From a broader ornithological point of view, a striking feature was the largely impoverished bird community. Many species associated with the dry deciduous forest, and often common or abundant in similar landscape of the northern part of the country were totally absent. Most
notably amongst the series of lacking species are White-rumped Pygmy Falcon and the Woodpeckers (only six species recorded, against 12 expected in such habitat). Other ubiquitous dry deciduous forest dwellers such as Indian Cuckoo, Rufous-winged Buzzard, Blossom-Headed Parakeet, White browed Fantail, Velvet-fronted Nuthatch, Rufous Treepie, Burmese Shrike and Brown Prinia were not found.
It appears thus that the Kamlot dry deciduous forest supports a significantly depauperate avifauna. This low diversity is reflected in the survey bird list, where nearly half of the forest species recorded are essentially found in semi-evergreen forest (cf. Appendix). It is therefore the more puzzling that this area has retained some of its most significant component in terms of conservation.
This rapid survey has documented the continued presence of a small resident population of the Critically Endangered Giant Ibis, Cambodia’s emblematic bird, along with a few other species of high international and/or national conservation significance.
These remarkable findings given the constraints and very short field time, testify of the permanent presence of Giant Ibis in the area and the familiarity of the local villagers with the species.
A large wetland called Tropeang Lopieng and located just 2 km east of the village pagoda, on the east riverbank of the Stung Kompong Saom, is the key feeding site for Giant Ibis and several other highly threatened species. This wetland also holds a resettled population of the Critically Endangered Siamese Crocodile Crocodylus siamensis. Given its highest importance for species conservation, it should be declared a wildlife refuge by commune authorities and resources should be made available to ensure its full protection from hunting, poaching and disturbance.
The results of this short survey call for a number of follow-up actions in the short to mediumterm future, to further document the Giant Ibis status and ensure its conservation. Short term:
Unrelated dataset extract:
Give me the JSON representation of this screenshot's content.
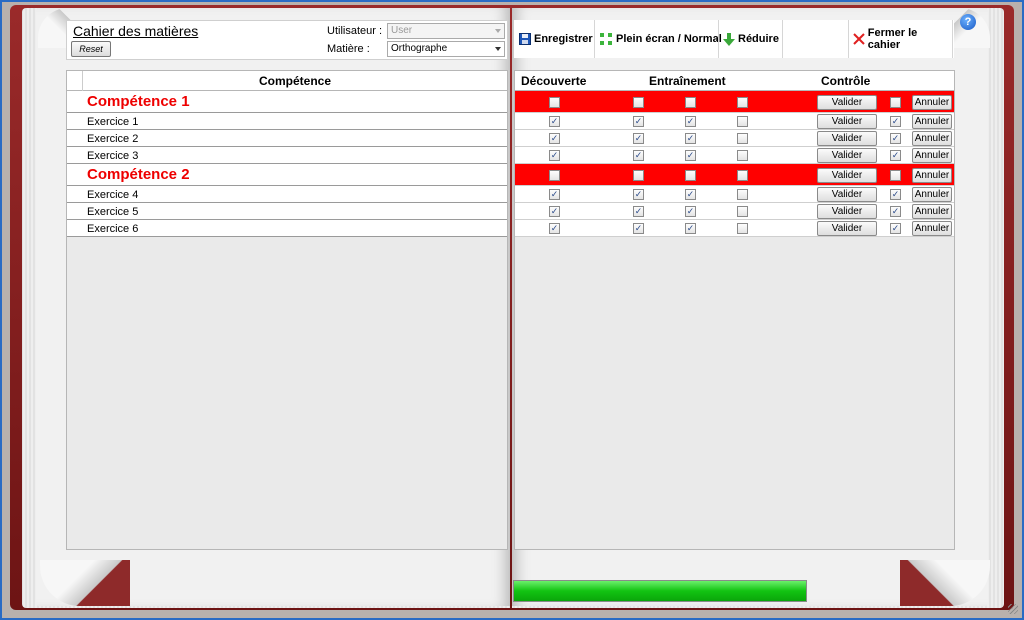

To conduct a follow-up survey in the end of the dry season aiming at assessing Giant
Ibis population size and distribution
To conduct a subsequent wet season survey to locate nesting sites
To build trustful and positive relationship between Wildlife Alliance and villagers,
through establishing livelihood support schemes, including eventual nest protection
To make contact with Ibis Rice program and initiate steps to implement it in Kamlot
To facilitate a local participative process to designate Tropeang Lopieng wetland as a
Community Wildlife Refuge
To link socio-economic support (livelihood, Ibis Rice) with village agreement on
wildlife and habitat conservation
To set up a local conservation team in charge of patrolling, wildlife surveying and
To seize opportunities and consider testing a wildlife viewing circuit in the southern Cardamoms, especially if White-winged Duck and/or Masked Finfoot are later found in fairly accessible sites.
BirdLife International (2018) Species factsheet: Thaumatibis gigantea. Downloaded from http://www.birdlife.org on 04/02/2018.
Hance (2012) – Giant ibis discovered in new region of Cambodia. The Babbler 40: 16.
Keo Omaliss (2008) Ecology and conservation of the Giant Ibis Thaumatibis gigantea in Cambodia. BirdingASIA, 9, 100–106.
Robson C. (2008) – A Field Guide to the Birds of South-East Asia. New Holland, London.
Wildlife Alliance (2011) – Camera Trap Photo of Giant Ibis in Southern Cardamom Mountains. Press release.
Williamson W. (1921) – The Giant Ibis (Thaumatibis gigantea) in Cambodia. Journal of the Natural History Society of Siam, 4, 196.